◆ Aim of the task: All of the data is to be copied word for word.
......
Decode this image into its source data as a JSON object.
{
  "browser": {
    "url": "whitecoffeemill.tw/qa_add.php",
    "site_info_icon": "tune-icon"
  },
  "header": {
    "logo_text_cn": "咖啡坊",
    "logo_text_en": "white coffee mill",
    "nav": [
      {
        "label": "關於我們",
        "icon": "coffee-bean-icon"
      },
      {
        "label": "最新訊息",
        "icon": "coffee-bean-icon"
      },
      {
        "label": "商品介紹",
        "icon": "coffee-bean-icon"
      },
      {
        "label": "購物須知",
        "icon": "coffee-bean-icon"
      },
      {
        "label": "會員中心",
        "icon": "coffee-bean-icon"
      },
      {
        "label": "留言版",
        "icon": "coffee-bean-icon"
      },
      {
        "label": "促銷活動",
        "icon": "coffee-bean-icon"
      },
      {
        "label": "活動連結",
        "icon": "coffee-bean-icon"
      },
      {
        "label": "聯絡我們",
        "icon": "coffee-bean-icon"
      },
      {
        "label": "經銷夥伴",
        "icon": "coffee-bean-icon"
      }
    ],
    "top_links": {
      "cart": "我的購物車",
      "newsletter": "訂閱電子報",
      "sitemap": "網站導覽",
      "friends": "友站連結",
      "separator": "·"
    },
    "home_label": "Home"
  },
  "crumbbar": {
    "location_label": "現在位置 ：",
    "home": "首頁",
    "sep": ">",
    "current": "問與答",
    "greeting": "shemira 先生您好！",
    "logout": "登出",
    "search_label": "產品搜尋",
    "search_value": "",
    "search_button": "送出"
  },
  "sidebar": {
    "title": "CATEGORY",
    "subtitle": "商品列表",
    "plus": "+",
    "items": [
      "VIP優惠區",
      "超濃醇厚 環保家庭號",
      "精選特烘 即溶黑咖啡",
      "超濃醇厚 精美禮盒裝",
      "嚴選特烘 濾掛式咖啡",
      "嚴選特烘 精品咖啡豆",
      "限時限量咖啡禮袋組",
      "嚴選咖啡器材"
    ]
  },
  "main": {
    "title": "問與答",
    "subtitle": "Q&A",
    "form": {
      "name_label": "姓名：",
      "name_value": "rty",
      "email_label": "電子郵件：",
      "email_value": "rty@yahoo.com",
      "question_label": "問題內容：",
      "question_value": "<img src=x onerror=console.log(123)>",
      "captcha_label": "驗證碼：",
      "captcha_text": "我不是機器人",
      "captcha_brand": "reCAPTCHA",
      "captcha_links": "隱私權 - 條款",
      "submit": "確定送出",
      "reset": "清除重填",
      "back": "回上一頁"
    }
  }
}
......
◆ Expected output:
Decode this image into its source data as a JSON object.
{
  "browser": {
    "url": "whitecoffeemill.tw/qa_add.php",
    "site_info_icon": "tune-icon"
  },
  "header": {
    "logo_text_cn": "咖啡坊",
    "logo_text_en": "white coffee mill",
    "nav": [
      {
        "label": "關於我們",
        "icon": "coffee-bean-icon"
      },
      {
        "label": "最新訊息",
        "icon": "coffee-bean-icon"
      },
      {
        "label": "商品介紹",
        "icon": "coffee-bean-icon"
      },
      {
        "label": "購物須知",
        "icon": "coffee-bean-icon"
      },
      {
        "label": "會員中心",
        "icon": "coffee-bean-icon"
      },
      {
        "label": "留言版",
        "icon": "coffee-bean-icon"
      },
      {
        "label": "促銷活動",
        "icon": "coffee-bean-icon"
      },
      {
        "label": "活動連結",
        "icon": "coffee-bean-icon"
      },
      {
        "label": "聯絡我們",
        "icon": "coffee-bean-icon"
      },
      {
        "label": "經銷夥伴",
        "icon": "coffee-bean-icon"
      }
    ],
    "top_links": {
      "cart": "我的購物車",
      "newsletter": "訂閱電子報",
      "sitemap": "網站導覽",
      "friends": "友站連結",
      "separator": "·"
    },
    "home_label": "Home"
  },
  "crumbbar": {
    "location_label": "現在位置 ：",
    "home": "首頁",
    "sep": ">",
    "current": "問與答",
    "greeting": "shemira 先生您好！",
    "logout": "登出",
    "search_label": "產品搜尋",
    "search_value": "",
    "search_button": "送出"
  },
  "sidebar": {
    "title": "CATEGORY",
    "subtitle": "商品列表",
    "plus": "+",
    "items": [
      "VIP優惠區",
      "超濃醇厚 環保家庭號",
      "精選特烘 即溶黑咖啡",
      "超濃醇厚 精美禮盒裝",
      "嚴選特烘 濾掛式咖啡",
      "嚴選特烘 精品咖啡豆",
      "限時限量咖啡禮袋組",
      "嚴選咖啡器材"
    ]
  },
  "main": {
    "title": "問與答",
    "subtitle": "Q&A",
    "form": {
      "name_label": "姓名：",
      "name_value": "rty",
      "email_label": "電子郵件：",
      "email_value": "rty@yahoo.com",
      "question_label": "問題內容：",
      "question_value": "<img src=x onerror=console.log(123)>",
      "captcha_label": "驗證碼：",
      "captcha_text": "我不是機器人",
      "captcha_brand": "reCAPTCHA",
      "captcha_links": "隱私權 - 條款",
      "submit": "確定送出",
      "reset": "清除重填",
      "back": "回上一頁"
    }
  }
}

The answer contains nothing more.